■ PROVIDED DATA

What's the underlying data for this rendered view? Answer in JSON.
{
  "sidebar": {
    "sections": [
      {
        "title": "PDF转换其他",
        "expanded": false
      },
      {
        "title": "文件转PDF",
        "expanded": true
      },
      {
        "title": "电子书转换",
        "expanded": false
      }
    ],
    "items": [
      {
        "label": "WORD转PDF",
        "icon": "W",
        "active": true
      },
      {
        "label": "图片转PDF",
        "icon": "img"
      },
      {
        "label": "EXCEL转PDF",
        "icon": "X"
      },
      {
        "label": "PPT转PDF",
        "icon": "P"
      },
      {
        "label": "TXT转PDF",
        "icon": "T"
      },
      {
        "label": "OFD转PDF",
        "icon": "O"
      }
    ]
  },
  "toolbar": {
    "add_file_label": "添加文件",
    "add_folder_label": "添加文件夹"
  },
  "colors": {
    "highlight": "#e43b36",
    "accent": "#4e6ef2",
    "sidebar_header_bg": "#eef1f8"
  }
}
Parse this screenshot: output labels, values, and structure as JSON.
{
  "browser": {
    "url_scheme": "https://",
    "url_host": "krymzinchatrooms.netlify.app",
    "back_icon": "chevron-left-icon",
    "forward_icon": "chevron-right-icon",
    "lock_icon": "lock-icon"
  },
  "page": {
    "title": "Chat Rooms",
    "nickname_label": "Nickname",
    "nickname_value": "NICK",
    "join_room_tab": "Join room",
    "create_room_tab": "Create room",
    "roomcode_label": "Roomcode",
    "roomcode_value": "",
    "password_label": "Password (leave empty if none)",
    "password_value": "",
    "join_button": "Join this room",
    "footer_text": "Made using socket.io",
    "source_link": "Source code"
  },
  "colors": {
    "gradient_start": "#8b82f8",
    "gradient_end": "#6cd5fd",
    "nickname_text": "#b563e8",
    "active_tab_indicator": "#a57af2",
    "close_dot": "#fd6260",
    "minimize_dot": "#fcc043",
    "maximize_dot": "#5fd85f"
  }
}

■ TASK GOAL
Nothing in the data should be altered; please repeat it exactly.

■ OUTPUT OF THE EXERCISE
What's the underlying data for this rendered view? Answer in JSON.
{
  "sidebar": {
    "sections": [
      {
        "title": "PDF转换其他",
        "expanded": false
      },
      {
        "title": "文件转PDF",
        "expanded": true
      },
      {
        "title": "电子书转换",
        "expanded": false
      }
    ],
    "items": [
      {
        "label": "WORD转PDF",
        "icon": "W",
        "active": true
      },
      {
        "label": "图片转PDF",
        "icon": "img"
      },
      {
        "label": "EXCEL转PDF",
        "icon": "X"
      },
      {
        "label": "PPT转PDF",
        "icon": "P"
      },
      {
        "label": "TXT转PDF",
        "icon": "T"
      },
      {
        "label": "OFD转PDF",
        "icon": "O"
      }
    ]
  },
  "toolbar": {
    "add_file_label": "添加文件",
    "add_folder_label": "添加文件夹"
  },
  "colors": {
    "highlight": "#e43b36",
    "accent": "#4e6ef2",
    "sidebar_header_bg": "#eef1f8"
  }
}
Parse this screenshot: output labels, values, and structure as JSON.
{
  "browser": {
    "url_scheme": "https://",
    "url_host": "krymzinchatrooms.netlify.app",
    "back_icon": "chevron-left-icon",
    "forward_icon": "chevron-right-icon",
    "lock_icon": "lock-icon"
  },
  "page": {
    "title": "Chat Rooms",
    "nickname_label": "Nickname",
    "nickname_value": "NICK",
    "join_room_tab": "Join room",
    "create_room_tab": "Create room",
    "roomcode_label": "Roomcode",
    "roomcode_value": "",
    "password_label": "Password (leave empty if none)",
    "password_value": "",
    "join_button": "Join this room",
    "footer_text": "Made using socket.io",
    "source_link": "Source code"
  },
  "colors": {
    "gradient_start": "#8b82f8",
    "gradient_end": "#6cd5fd",
    "nickname_text": "#b563e8",
    "active_tab_indicator": "#a57af2",
    "close_dot": "#fd6260",
    "minimize_dot": "#fcc043",
    "maximize_dot": "#5fd85f"
  }
}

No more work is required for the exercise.